Repeat the listing exactly. Any picture in it should be left out of the copy.

═══ Records for the exercise

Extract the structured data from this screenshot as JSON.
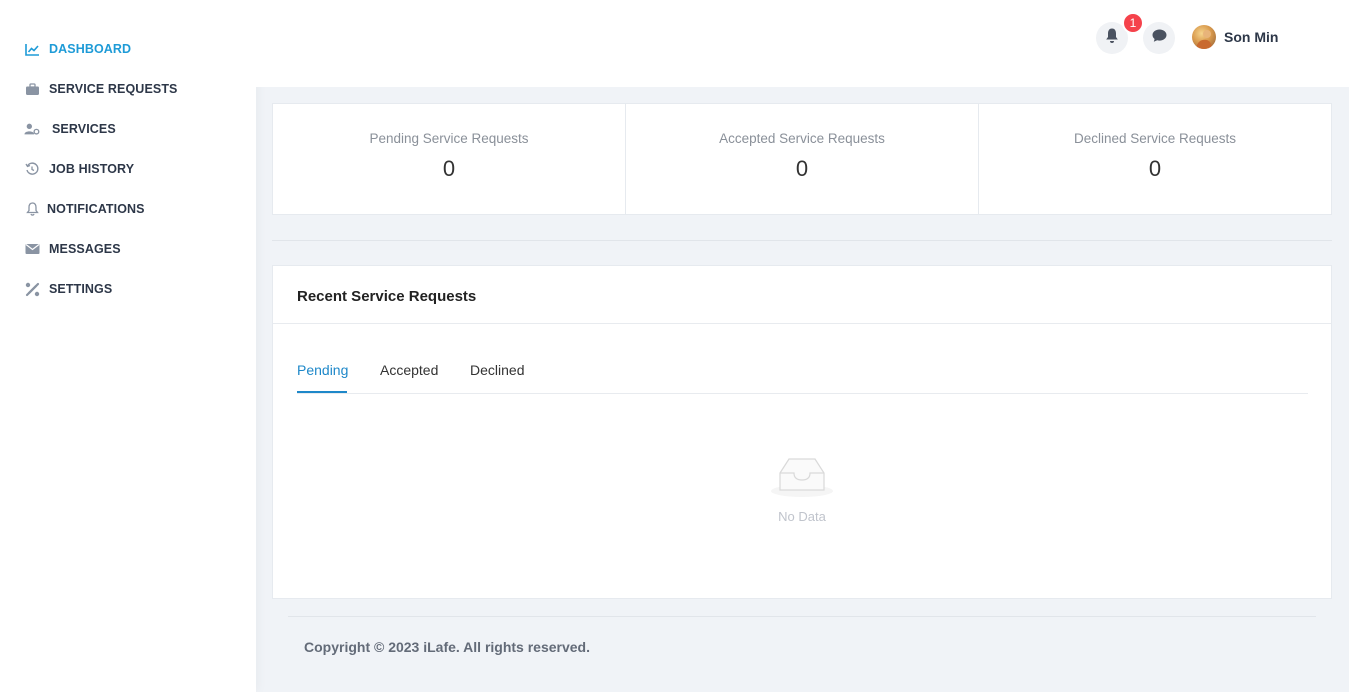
{
  "sidebar": {
    "items": [
      {
        "label": "DASHBOARD",
        "icon": "chart-line-icon",
        "active": true
      },
      {
        "label": "SERVICE REQUESTS",
        "icon": "briefcase-icon"
      },
      {
        "label": "SERVICES",
        "icon": "user-gear-icon"
      },
      {
        "label": "JOB HISTORY",
        "icon": "history-icon"
      },
      {
        "label": "NOTIFICATIONS",
        "icon": "bell-icon"
      },
      {
        "label": "MESSAGES",
        "icon": "envelope-icon"
      },
      {
        "label": "SETTINGS",
        "icon": "tools-icon"
      }
    ]
  },
  "header": {
    "notification_count": "1",
    "user_name": "Son Min"
  },
  "stats": [
    {
      "label": "Pending Service Requests",
      "value": "0"
    },
    {
      "label": "Accepted Service Requests",
      "value": "0"
    },
    {
      "label": "Declined Service Requests",
      "value": "0"
    }
  ],
  "recent": {
    "title": "Recent Service Requests",
    "tabs": [
      {
        "label": "Pending",
        "active": true
      },
      {
        "label": "Accepted"
      },
      {
        "label": "Declined"
      }
    ],
    "empty_text": "No Data"
  },
  "footer": {
    "copyright": "Copyright © 2023 iLafe. All rights reserved."
  },
  "colors": {
    "accent": "#1e9bd7",
    "badge": "#f5424b",
    "background": "#f0f3f7"
  }
}
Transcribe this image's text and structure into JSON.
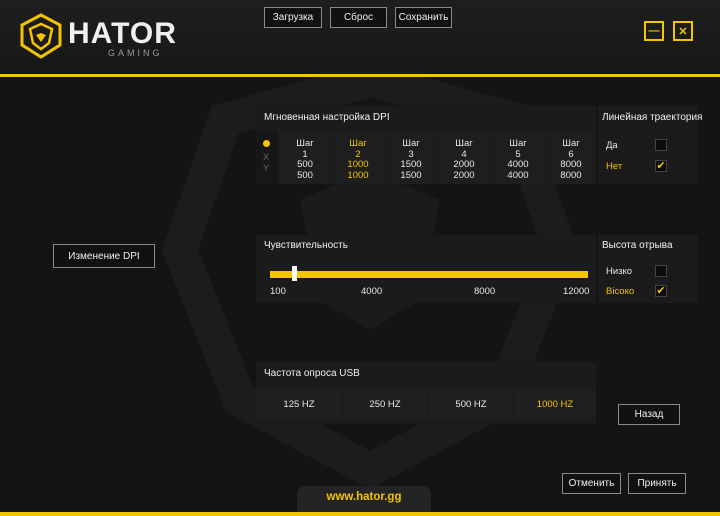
{
  "brand": {
    "name": "HATOR",
    "sub": "GAMING",
    "website": "www.hator.gg"
  },
  "toolbar": {
    "load": "Загрузка",
    "reset": "Сброс",
    "save": "Сохранить"
  },
  "window": {
    "minimize": "—",
    "close": "✕"
  },
  "sidebar": {
    "dpi_change": "Изменение DPI"
  },
  "dpi": {
    "title": "Мгновенная настройка DPI",
    "axes": [
      "X",
      "Y"
    ],
    "steps": [
      {
        "label": "Шаг",
        "num": "1",
        "x": "500",
        "y": "500"
      },
      {
        "label": "Шаг",
        "num": "2",
        "x": "1000",
        "y": "1000"
      },
      {
        "label": "Шаг",
        "num": "3",
        "x": "1500",
        "y": "1500"
      },
      {
        "label": "Шаг",
        "num": "4",
        "x": "2000",
        "y": "2000"
      },
      {
        "label": "Шаг",
        "num": "5",
        "x": "4000",
        "y": "4000"
      },
      {
        "label": "Шаг",
        "num": "6",
        "x": "8000",
        "y": "8000"
      }
    ],
    "active_step": 2
  },
  "trajectory": {
    "title": "Линейная траектория",
    "yes": "Да",
    "no": "Нет",
    "selected": "no"
  },
  "sensitivity": {
    "title": "Чувствительность",
    "ticks": [
      "100",
      "4000",
      "8000",
      "12000"
    ],
    "min": 100,
    "max": 12000,
    "value": 1000
  },
  "lift": {
    "title": "Высота отрыва",
    "low": "Низко",
    "high": "Вісоко",
    "selected": "high"
  },
  "usb": {
    "title": "Частота опроса USB",
    "rates": [
      "125 HZ",
      "250 HZ",
      "500 HZ",
      "1000 HZ"
    ],
    "selected": "1000 HZ"
  },
  "actions": {
    "back": "Назад",
    "cancel": "Отменить",
    "apply": "Принять"
  },
  "colors": {
    "accent": "#f5c400",
    "background": "#141414",
    "panel": "#1b1b1b"
  },
  "icons": {
    "logo": "hator-logo-icon",
    "check": "check-icon",
    "radio": "active-dot-icon"
  }
}
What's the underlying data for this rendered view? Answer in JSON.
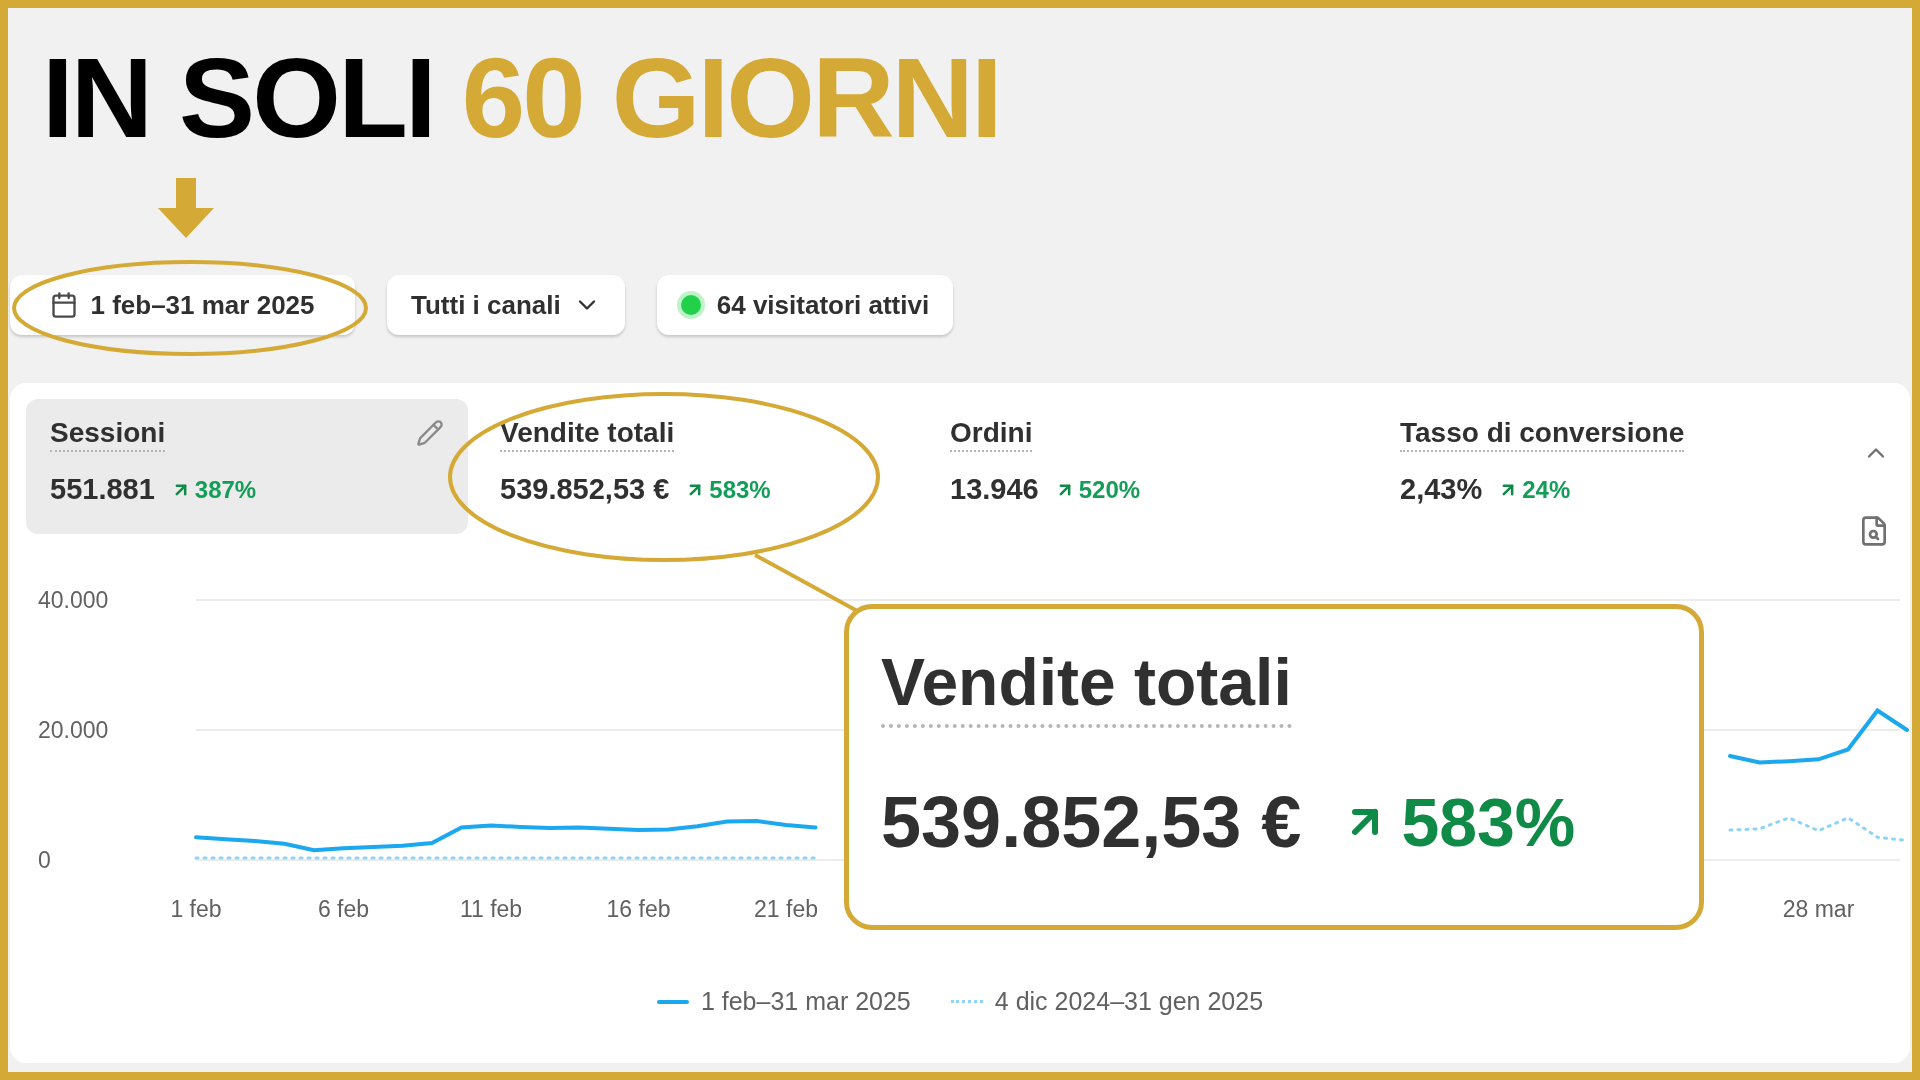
{
  "headline": {
    "parts": [
      {
        "text": "IN SOLI",
        "kind": "plain"
      },
      {
        "text": "60 GIORNI",
        "kind": "accent"
      }
    ]
  },
  "filters": {
    "date_range": "1 feb–31 mar 2025",
    "channels": "Tutti i canali",
    "live_visitors": "64 visitatori attivi"
  },
  "metrics": [
    {
      "label": "Sessioni",
      "value": "551.881",
      "change": "387%",
      "selected": true
    },
    {
      "label": "Vendite totali",
      "value": "539.852,53 €",
      "change": "583%",
      "selected": false
    },
    {
      "label": "Ordini",
      "value": "13.946",
      "change": "520%",
      "selected": false
    },
    {
      "label": "Tasso di conversione",
      "value": "2,43%",
      "change": "24%",
      "selected": false
    }
  ],
  "chart_data": {
    "type": "line",
    "categories": [
      "1 feb",
      null,
      null,
      null,
      null,
      "6 feb",
      null,
      null,
      null,
      null,
      "11 feb",
      null,
      null,
      null,
      null,
      "16 feb",
      null,
      null,
      null,
      null,
      "21 feb",
      null,
      null,
      null,
      null,
      null,
      null,
      null,
      null,
      null,
      null,
      null,
      null,
      null,
      null,
      null,
      null,
      null,
      null,
      null,
      null,
      null,
      null,
      null,
      null,
      null,
      null,
      null,
      null,
      null,
      null,
      null,
      null,
      null,
      null,
      "28 mar",
      null,
      null,
      null
    ],
    "yticks": [
      {
        "value": 0,
        "label": "0"
      },
      {
        "value": 20000,
        "label": "20.000"
      },
      {
        "value": 40000,
        "label": "40.000"
      }
    ],
    "ylim": [
      0,
      40000
    ],
    "series": [
      {
        "name": "1 feb–31 mar 2025",
        "color": "#1ba8ee",
        "line_style": "solid",
        "values": [
          3500,
          3200,
          2900,
          2500,
          1500,
          1800,
          2000,
          2200,
          2600,
          5000,
          5300,
          5100,
          4900,
          5000,
          4800,
          4600,
          4700,
          5200,
          5900,
          6000,
          5400,
          5000,
          null,
          null,
          null,
          null,
          null,
          null,
          null,
          null,
          null,
          null,
          null,
          null,
          null,
          null,
          null,
          null,
          null,
          null,
          null,
          null,
          null,
          null,
          null,
          null,
          null,
          null,
          null,
          null,
          null,
          null,
          16000,
          15000,
          15200,
          15500,
          17000,
          23000,
          20000
        ]
      },
      {
        "name": "4 dic 2024–31 gen 2025",
        "color": "#8fd3f5",
        "line_style": "dotted",
        "values": [
          300,
          300,
          300,
          300,
          300,
          300,
          300,
          300,
          300,
          300,
          300,
          300,
          300,
          300,
          300,
          300,
          300,
          300,
          300,
          300,
          300,
          300,
          null,
          null,
          null,
          null,
          null,
          null,
          null,
          null,
          null,
          null,
          null,
          null,
          null,
          null,
          null,
          null,
          null,
          null,
          null,
          null,
          null,
          null,
          null,
          null,
          null,
          null,
          null,
          null,
          null,
          null,
          4600,
          4800,
          6500,
          4500,
          6500,
          3500,
          3000
        ]
      }
    ]
  },
  "callout": {
    "label": "Vendite totali",
    "value": "539.852,53 €",
    "change": "583%"
  }
}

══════

Answer section
Extract the structured data from this screenshot as JSON.
{
  "sidebar": {
    "items": [
      {
        "label": "DASHBOARD",
        "icon": "chart-line-icon",
        "active": true
      },
      {
        "label": "SERVICE REQUESTS",
        "icon": "briefcase-icon"
      },
      {
        "label": "SERVICES",
        "icon": "user-gear-icon"
      },
      {
        "label": "JOB HISTORY",
        "icon": "history-icon"
      },
      {
        "label": "NOTIFICATIONS",
        "icon": "bell-icon"
      },
      {
        "label": "MESSAGES",
        "icon": "envelope-icon"
      },
      {
        "label": "SETTINGS",
        "icon": "tools-icon"
      }
    ]
  },
  "header": {
    "notification_count": "1",
    "user_name": "Son Min"
  },
  "stats": [
    {
      "label": "Pending Service Requests",
      "value": "0"
    },
    {
      "label": "Accepted Service Requests",
      "value": "0"
    },
    {
      "label": "Declined Service Requests",
      "value": "0"
    }
  ],
  "recent": {
    "title": "Recent Service Requests",
    "tabs": [
      {
        "label": "Pending",
        "active": true
      },
      {
        "label": "Accepted"
      },
      {
        "label": "Declined"
      }
    ],
    "empty_text": "No Data"
  },
  "footer": {
    "copyright": "Copyright © 2023 iLafe. All rights reserved."
  },
  "colors": {
    "accent": "#1e9bd7",
    "badge": "#f5424b",
    "background": "#f0f3f7"
  }
}
Transcribe this image's text and structure into JSON.
{
  "brand": {
    "name": "HATOR",
    "sub": "GAMING",
    "website": "www.hator.gg"
  },
  "toolbar": {
    "load": "Загрузка",
    "reset": "Сброс",
    "save": "Сохранить"
  },
  "window": {
    "minimize": "—",
    "close": "✕"
  },
  "sidebar": {
    "dpi_change": "Изменение DPI"
  },
  "dpi": {
    "title": "Мгновенная настройка DPI",
    "axes": [
      "X",
      "Y"
    ],
    "steps": [
      {
        "label": "Шаг",
        "num": "1",
        "x": "500",
        "y": "500"
      },
      {
        "label": "Шаг",
        "num": "2",
        "x": "1000",
        "y": "1000"
      },
      {
        "label": "Шаг",
        "num": "3",
        "x": "1500",
        "y": "1500"
      },
      {
        "label": "Шаг",
        "num": "4",
        "x": "2000",
        "y": "2000"
      },
      {
        "label": "Шаг",
        "num": "5",
        "x": "4000",
        "y": "4000"
      },
      {
        "label": "Шаг",
        "num": "6",
        "x": "8000",
        "y": "8000"
      }
    ],
    "active_step": 2
  },
  "trajectory": {
    "title": "Линейная траектория",
    "yes": "Да",
    "no": "Нет",
    "selected": "no"
  },
  "sensitivity": {
    "title": "Чувствительность",
    "ticks": [
      "100",
      "4000",
      "8000",
      "12000"
    ],
    "min": 100,
    "max": 12000,
    "value": 1000
  },
  "lift": {
    "title": "Высота отрыва",
    "low": "Низко",
    "high": "Вісоко",
    "selected": "high"
  },
  "usb": {
    "title": "Частота опроса USB",
    "rates": [
      "125 HZ",
      "250 HZ",
      "500 HZ",
      "1000 HZ"
    ],
    "selected": "1000 HZ"
  },
  "actions": {
    "back": "Назад",
    "cancel": "Отменить",
    "apply": "Принять"
  },
  "colors": {
    "accent": "#f5c400",
    "background": "#141414",
    "panel": "#1b1b1b"
  },
  "icons": {
    "logo": "hator-logo-icon",
    "check": "check-icon",
    "radio": "active-dot-icon"
  }
}
What's the underlying data for this rendered view? Answer in JSON.
{
  "headline": {
    "parts": [
      {
        "text": "IN SOLI",
        "kind": "plain"
      },
      {
        "text": "60 GIORNI",
        "kind": "accent"
      }
    ]
  },
  "filters": {
    "date_range": "1 feb–31 mar 2025",
    "channels": "Tutti i canali",
    "live_visitors": "64 visitatori attivi"
  },
  "metrics": [
    {
      "label": "Sessioni",
      "value": "551.881",
      "change": "387%",
      "selected": true
    },
    {
      "label": "Vendite totali",
      "value": "539.852,53 €",
      "change": "583%",
      "selected": false
    },
    {
      "label": "Ordini",
      "value": "13.946",
      "change": "520%",
      "selected": false
    },
    {
      "label": "Tasso di conversione",
      "value": "2,43%",
      "change": "24%",
      "selected": false
    }
  ],
  "chart_data": {
    "type": "line",
    "categories": [
      "1 feb",
      null,
      null,
      null,
      null,
      "6 feb",
      null,
      null,
      null,
      null,
      "11 feb",
      null,
      null,
      null,
      null,
      "16 feb",
      null,
      null,
      null,
      null,
      "21 feb",
      null,
      null,
      null,
      null,
      null,
      null,
      null,
      null,
      null,
      null,
      null,
      null,
      null,
      null,
      null,
      null,
      null,
      null,
      null,
      null,
      null,
      null,
      null,
      null,
      null,
      null,
      null,
      null,
      null,
      null,
      null,
      null,
      null,
      null,
      "28 mar",
      null,
      null,
      null
    ],
    "yticks": [
      {
        "value": 0,
        "label": "0"
      },
      {
        "value": 20000,
        "label": "20.000"
      },
      {
        "value": 40000,
        "label": "40.000"
      }
    ],
    "ylim": [
      0,
      40000
    ],
    "series": [
      {
        "name": "1 feb–31 mar 2025",
        "color": "#1ba8ee",
        "line_style": "solid",
        "values": [
          3500,
          3200,
          2900,
          2500,
          1500,
          1800,
          2000,
          2200,
          2600,
          5000,
          5300,
          5100,
          4900,
          5000,
          4800,
          4600,
          4700,
          5200,
          5900,
          6000,
          5400,
          5000,
          null,
          null,
          null,
          null,
          null,
          null,
          null,
          null,
          null,
          null,
          null,
          null,
          null,
          null,
          null,
          null,
          null,
          null,
          null,
          null,
          null,
          null,
          null,
          null,
          null,
          null,
          null,
          null,
          null,
          null,
          16000,
          15000,
          15200,
          15500,
          17000,
          23000,
          20000
        ]
      },
      {
        "name": "4 dic 2024–31 gen 2025",
        "color": "#8fd3f5",
        "line_style": "dotted",
        "values": [
          300,
          300,
          300,
          300,
          300,
          300,
          300,
          300,
          300,
          300,
          300,
          300,
          300,
          300,
          300,
          300,
          300,
          300,
          300,
          300,
          300,
          300,
          null,
          null,
          null,
          null,
          null,
          null,
          null,
          null,
          null,
          null,
          null,
          null,
          null,
          null,
          null,
          null,
          null,
          null,
          null,
          null,
          null,
          null,
          null,
          null,
          null,
          null,
          null,
          null,
          null,
          null,
          4600,
          4800,
          6500,
          4500,
          6500,
          3500,
          3000
        ]
      }
    ]
  },
  "callout": {
    "label": "Vendite totali",
    "value": "539.852,53 €",
    "change": "583%"
  }
}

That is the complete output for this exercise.